The North Carolina Institute of Medicine this week released the report and recommendations of the Task Force on the Future of Local Public Health. The recommendations prioritize partnerships, data, communications, recruiting and retaining the current workforce, building the future workforce, innovations, and funding.
The vital role of local public health in supporting North Carolina communities has never been more evident. Yet huge challenges exist in this sector, including per capita funding for public health in North Carolina decreasing by 30% in the past decade (adjusted for inflation) and nearly half the US public health workforce planning to retire or quit within the next five years.
The task force’s nearly 60 experts and community members made recommendations to local and state policymakers and stakeholder groups, focused on transforming local public health’s capacity to:
“It is critical to plan for and give vision to the future of public health in North Carolina so we can continue to foster healthy communities, healthy economies, and healthy collaboration at the local level,” said Lisa Macon Harrison, MPH, Director of Granville Vance Public Health and Task Force Co-Chair. “The inclusive conversations of this task force in particular have been inspiring and give me such hope that we will navigate the challenges and elevate the practice of public health.”
The goal of the task force, supported by the Kate B. Reynolds Charitable Trust and North Carolina Department of Health and Human Services, was to assess our state’s local public health needs, strengths, and challenges, and develop a vision for the future. It began in August 2021, led by co-chairs Leah McCall Devlin, DDS, MPH, professor at the UNC Gillings School of Global Public Health; Lisa Macon Harrison, MPH, Director of Granville Vance Public Health; John Lumpkin, MD, MPH, president of the BlueCross BlueShield of North Carolina Foundation; and Vicki Lee Parker-High, MBA, executive director of the North Carolina Business Council.
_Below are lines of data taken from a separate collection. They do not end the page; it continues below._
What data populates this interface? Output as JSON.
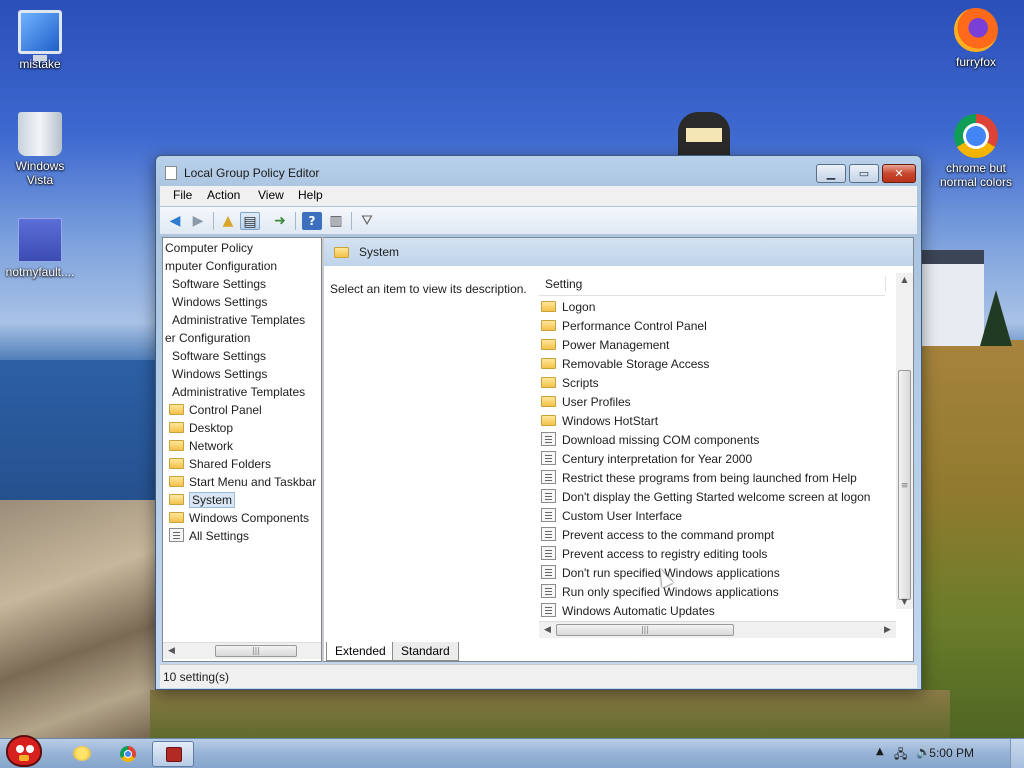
{
  "desktop": {
    "icons": [
      {
        "label": "mistake",
        "icon": "monitor-icon"
      },
      {
        "label": "Windows Vista",
        "icon": "recycle-bin-icon"
      },
      {
        "label": "notmyfault....",
        "icon": "thumbnail-icon"
      },
      {
        "label": "furryfox",
        "icon": "firefox-icon"
      },
      {
        "label": "chrome but normal colors",
        "icon": "chrome-icon"
      }
    ]
  },
  "window": {
    "title": "Local Group Policy Editor",
    "controls": {
      "minimize": "▁",
      "maximize": "▭",
      "close": "✕"
    },
    "menu": [
      "File",
      "Action",
      "View",
      "Help"
    ]
  },
  "tree": {
    "items": [
      {
        "label": "Computer Policy",
        "type": "text"
      },
      {
        "label": "mputer Configuration",
        "type": "text"
      },
      {
        "label": "Software Settings",
        "type": "text"
      },
      {
        "label": "Windows Settings",
        "type": "text"
      },
      {
        "label": "Administrative Templates",
        "type": "text"
      },
      {
        "label": "er Configuration",
        "type": "text"
      },
      {
        "label": "Software Settings",
        "type": "text"
      },
      {
        "label": "Windows Settings",
        "type": "text"
      },
      {
        "label": "Administrative Templates",
        "type": "text"
      },
      {
        "label": "Control Panel",
        "type": "folder"
      },
      {
        "label": "Desktop",
        "type": "folder"
      },
      {
        "label": "Network",
        "type": "folder"
      },
      {
        "label": "Shared Folders",
        "type": "folder"
      },
      {
        "label": "Start Menu and Taskbar",
        "type": "folder"
      },
      {
        "label": "System",
        "type": "folder",
        "selected": true
      },
      {
        "label": "Windows Components",
        "type": "folder"
      },
      {
        "label": "All Settings",
        "type": "settings"
      }
    ]
  },
  "details": {
    "header": "System",
    "description": "Select an item to view its description.",
    "column": "Setting",
    "rows": [
      {
        "label": "Logon",
        "type": "folder"
      },
      {
        "label": "Performance Control Panel",
        "type": "folder"
      },
      {
        "label": "Power Management",
        "type": "folder"
      },
      {
        "label": "Removable Storage Access",
        "type": "folder"
      },
      {
        "label": "Scripts",
        "type": "folder"
      },
      {
        "label": "User Profiles",
        "type": "folder"
      },
      {
        "label": "Windows HotStart",
        "type": "folder"
      },
      {
        "label": "Download missing COM components",
        "type": "setting"
      },
      {
        "label": "Century interpretation for Year 2000",
        "type": "setting"
      },
      {
        "label": "Restrict these programs from being launched from Help",
        "type": "setting"
      },
      {
        "label": "Don't display the Getting Started welcome screen at logon",
        "type": "setting"
      },
      {
        "label": "Custom User Interface",
        "type": "setting"
      },
      {
        "label": "Prevent access to the command prompt",
        "type": "setting"
      },
      {
        "label": "Prevent access to registry editing tools",
        "type": "setting"
      },
      {
        "label": "Don't run specified Windows applications",
        "type": "setting"
      },
      {
        "label": "Run only specified Windows applications",
        "type": "setting"
      },
      {
        "label": "Windows Automatic Updates",
        "type": "setting"
      }
    ],
    "tabs": [
      "Extended",
      "Standard"
    ]
  },
  "status": "10 setting(s)",
  "taskbar": {
    "clock": "5:00 PM"
  }
}
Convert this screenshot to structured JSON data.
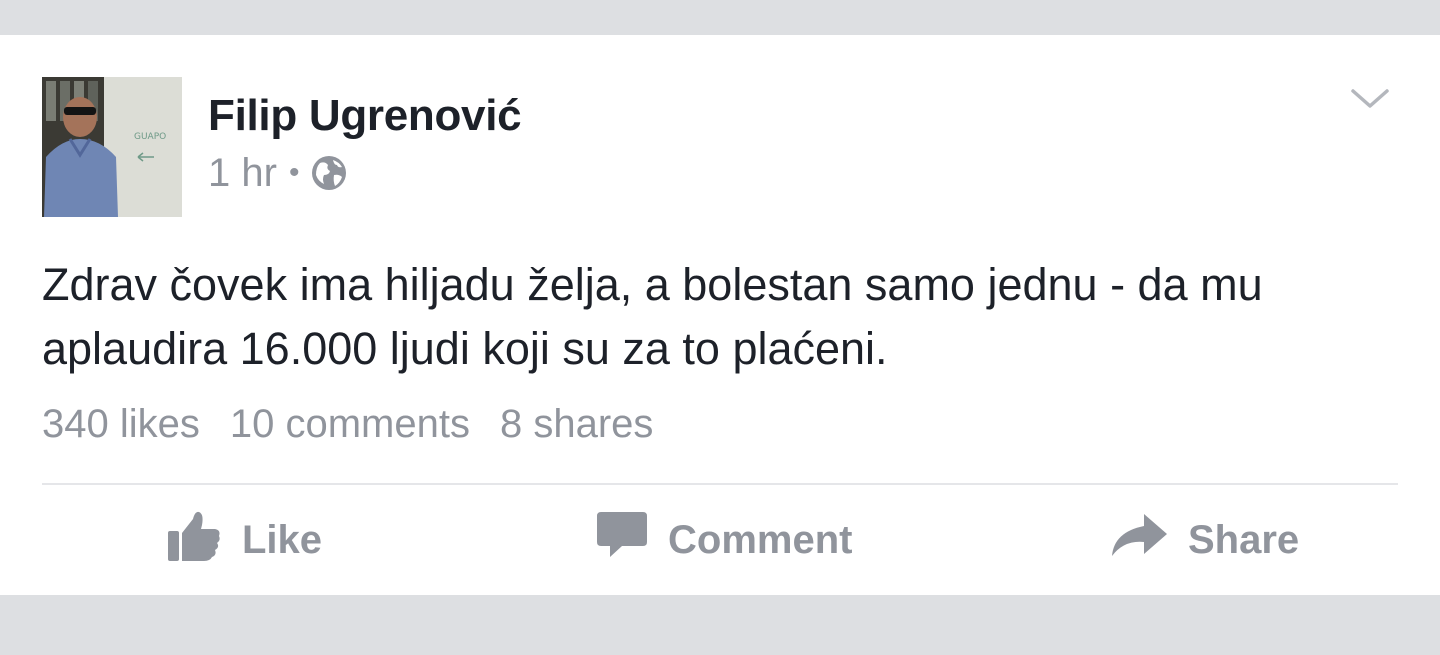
{
  "post": {
    "author": "Filip Ugrenović",
    "time": "1 hr",
    "separator": "•",
    "privacy_icon": "globe-icon",
    "text": "Zdrav čovek ima hiljadu želja, a bolestan samo jednu - da mu aplaudira 16.000 ljudi koji su za to plaćeni."
  },
  "stats": {
    "likes": "340 likes",
    "comments": "10 comments",
    "shares": "8 shares"
  },
  "actions": {
    "like": "Like",
    "comment": "Comment",
    "share": "Share"
  },
  "avatar_text": "GUAPO",
  "colors": {
    "page_background": "#dddfe2",
    "card_background": "#ffffff",
    "primary_text": "#1d2129",
    "secondary_text": "#90949c",
    "divider": "#e5e6e9"
  }
}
“What the local health department means to me and my community, is an opportunity to get free or reduced-price health care treatment for those of us who can’t afford it,” said Task Force Member Sarita Hiers, a community advocate in Pitt County. “It is also an opportunity to be able to provide our families nutritious meals, and to give our babies a healthy start in life.”
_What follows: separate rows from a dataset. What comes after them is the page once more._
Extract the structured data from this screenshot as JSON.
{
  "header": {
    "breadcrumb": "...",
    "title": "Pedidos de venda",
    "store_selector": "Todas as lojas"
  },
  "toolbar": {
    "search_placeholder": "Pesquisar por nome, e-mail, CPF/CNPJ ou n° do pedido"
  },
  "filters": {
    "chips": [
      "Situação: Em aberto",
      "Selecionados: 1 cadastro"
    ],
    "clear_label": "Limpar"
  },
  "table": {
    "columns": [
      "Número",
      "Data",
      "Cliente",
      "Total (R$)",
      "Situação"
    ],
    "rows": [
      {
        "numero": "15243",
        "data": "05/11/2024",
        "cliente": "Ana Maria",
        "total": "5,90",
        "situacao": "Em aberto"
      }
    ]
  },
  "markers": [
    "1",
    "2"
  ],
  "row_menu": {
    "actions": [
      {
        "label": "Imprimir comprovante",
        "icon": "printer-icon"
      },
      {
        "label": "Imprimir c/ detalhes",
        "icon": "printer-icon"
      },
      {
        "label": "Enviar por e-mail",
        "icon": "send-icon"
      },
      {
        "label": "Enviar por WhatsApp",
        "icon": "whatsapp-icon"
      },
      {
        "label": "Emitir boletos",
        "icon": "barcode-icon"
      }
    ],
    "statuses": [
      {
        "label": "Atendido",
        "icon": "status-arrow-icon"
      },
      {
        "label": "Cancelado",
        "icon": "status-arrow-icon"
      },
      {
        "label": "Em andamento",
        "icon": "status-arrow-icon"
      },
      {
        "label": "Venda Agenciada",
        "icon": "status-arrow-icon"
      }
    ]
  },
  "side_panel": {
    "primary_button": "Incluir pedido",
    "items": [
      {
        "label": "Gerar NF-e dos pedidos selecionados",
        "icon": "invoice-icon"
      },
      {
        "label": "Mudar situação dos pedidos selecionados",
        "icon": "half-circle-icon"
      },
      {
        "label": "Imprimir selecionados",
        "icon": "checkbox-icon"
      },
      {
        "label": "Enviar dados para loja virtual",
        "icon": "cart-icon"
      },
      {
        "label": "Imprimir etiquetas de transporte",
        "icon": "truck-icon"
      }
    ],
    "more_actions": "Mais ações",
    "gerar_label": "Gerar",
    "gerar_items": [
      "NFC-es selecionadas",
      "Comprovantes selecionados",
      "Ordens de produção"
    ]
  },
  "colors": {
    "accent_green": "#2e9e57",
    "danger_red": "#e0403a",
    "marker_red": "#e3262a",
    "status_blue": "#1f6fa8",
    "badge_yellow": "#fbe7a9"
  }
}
The task force, made up of members representing local public health, health equity, data, communications, business, health care, philanthropy, and other related fields, met for 10 months before producing the final report and recommendations.
“As North Carolina continues to grow and change, a strong, highly functioning local public health infrastructure becomes even more critical for ongoing improvements in the health of our people and the health of our economy,” said Dr. John Lumpkin, Vice President, Drivers of Health for Blue Cross and Blue Shield of North Carolina and President of the Blue Cross NC Foundation. “I commend the North Carolina Institute of Medicine for responding to this imperative through its creation of our task force. I am encouraged by the recommendations we are putting forth, and I know that their adoption is critical to assure that the public health needs of our state and its people will be served well into the future. “
The North Carolina Institute of Medicine (NCIOM) is an independent, quasi-state agency that was chartered by the North Carolina General Assembly in 1983 to provide balanced, nonpartisan information on issues of relevance to the health of North Carolina’s population. For more information, visit www.nciom.org.